Element data from apps and pages:
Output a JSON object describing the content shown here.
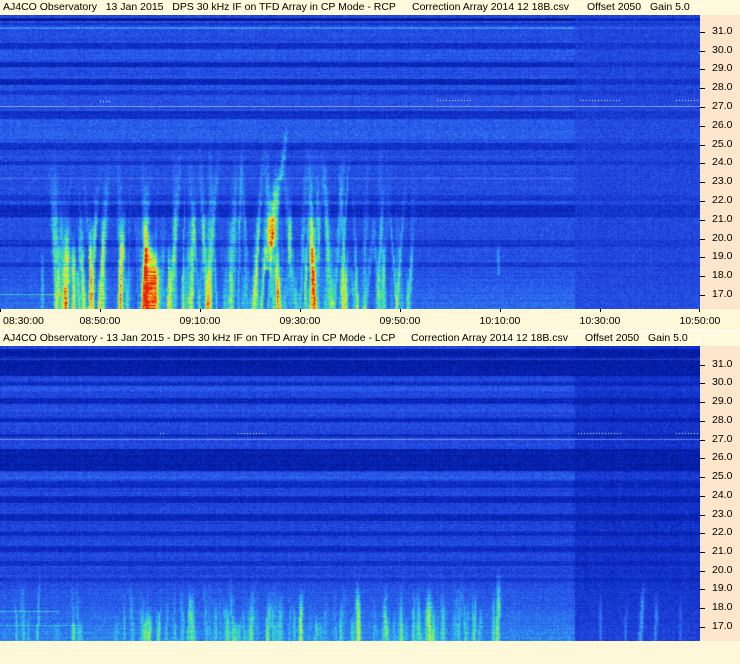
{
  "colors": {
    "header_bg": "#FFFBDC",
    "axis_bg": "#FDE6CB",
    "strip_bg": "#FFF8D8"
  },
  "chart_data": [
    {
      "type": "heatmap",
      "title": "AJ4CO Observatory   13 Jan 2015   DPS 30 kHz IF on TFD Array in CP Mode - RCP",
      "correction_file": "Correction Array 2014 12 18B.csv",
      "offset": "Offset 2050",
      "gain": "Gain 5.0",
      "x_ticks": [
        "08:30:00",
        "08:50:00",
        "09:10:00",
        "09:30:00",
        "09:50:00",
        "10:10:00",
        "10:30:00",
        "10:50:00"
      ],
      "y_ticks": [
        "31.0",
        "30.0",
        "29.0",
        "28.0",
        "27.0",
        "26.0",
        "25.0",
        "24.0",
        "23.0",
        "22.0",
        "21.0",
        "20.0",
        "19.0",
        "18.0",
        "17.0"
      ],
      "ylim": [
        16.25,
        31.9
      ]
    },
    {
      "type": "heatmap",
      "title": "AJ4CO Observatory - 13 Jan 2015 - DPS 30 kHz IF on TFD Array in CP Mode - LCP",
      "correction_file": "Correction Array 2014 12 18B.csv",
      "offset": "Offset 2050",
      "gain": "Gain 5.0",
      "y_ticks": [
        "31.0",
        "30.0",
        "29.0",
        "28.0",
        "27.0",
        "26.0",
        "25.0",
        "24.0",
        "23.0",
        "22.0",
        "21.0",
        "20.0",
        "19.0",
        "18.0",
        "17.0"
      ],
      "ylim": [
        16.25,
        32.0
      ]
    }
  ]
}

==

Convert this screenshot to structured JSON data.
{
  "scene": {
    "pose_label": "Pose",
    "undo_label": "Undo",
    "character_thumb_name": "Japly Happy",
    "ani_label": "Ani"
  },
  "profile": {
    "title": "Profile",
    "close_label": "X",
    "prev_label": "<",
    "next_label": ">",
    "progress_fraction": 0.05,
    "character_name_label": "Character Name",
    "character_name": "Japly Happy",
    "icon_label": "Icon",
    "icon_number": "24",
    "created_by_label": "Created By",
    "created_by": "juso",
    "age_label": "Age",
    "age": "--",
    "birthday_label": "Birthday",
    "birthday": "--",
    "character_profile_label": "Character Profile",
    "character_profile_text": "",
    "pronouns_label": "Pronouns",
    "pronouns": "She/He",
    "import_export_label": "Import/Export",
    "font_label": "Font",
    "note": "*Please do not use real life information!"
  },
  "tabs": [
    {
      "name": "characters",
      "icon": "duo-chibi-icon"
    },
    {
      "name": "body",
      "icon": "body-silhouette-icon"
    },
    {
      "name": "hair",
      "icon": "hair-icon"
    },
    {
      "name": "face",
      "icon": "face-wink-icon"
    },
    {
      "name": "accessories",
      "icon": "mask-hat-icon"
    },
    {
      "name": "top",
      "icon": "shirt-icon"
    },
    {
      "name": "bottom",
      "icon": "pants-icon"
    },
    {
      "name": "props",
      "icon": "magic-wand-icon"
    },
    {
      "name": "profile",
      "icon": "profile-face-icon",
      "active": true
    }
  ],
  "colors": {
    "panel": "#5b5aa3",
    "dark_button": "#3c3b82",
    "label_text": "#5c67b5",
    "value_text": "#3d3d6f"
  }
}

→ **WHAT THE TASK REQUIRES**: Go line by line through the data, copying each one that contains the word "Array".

→ **RESPONSE**:
      "title": "AJ4CO Observatory   13 Jan 2015   DPS 30 kHz IF on TFD Array in CP Mode - RCP",
      "correction_file": "Correction Array 2014 12 18B.csv",
      "title": "AJ4CO Observatory - 13 Jan 2015 - DPS 30 kHz IF on TFD Array in CP Mode - LCP",
      "correction_file": "Correction Array 2014 12 18B.csv",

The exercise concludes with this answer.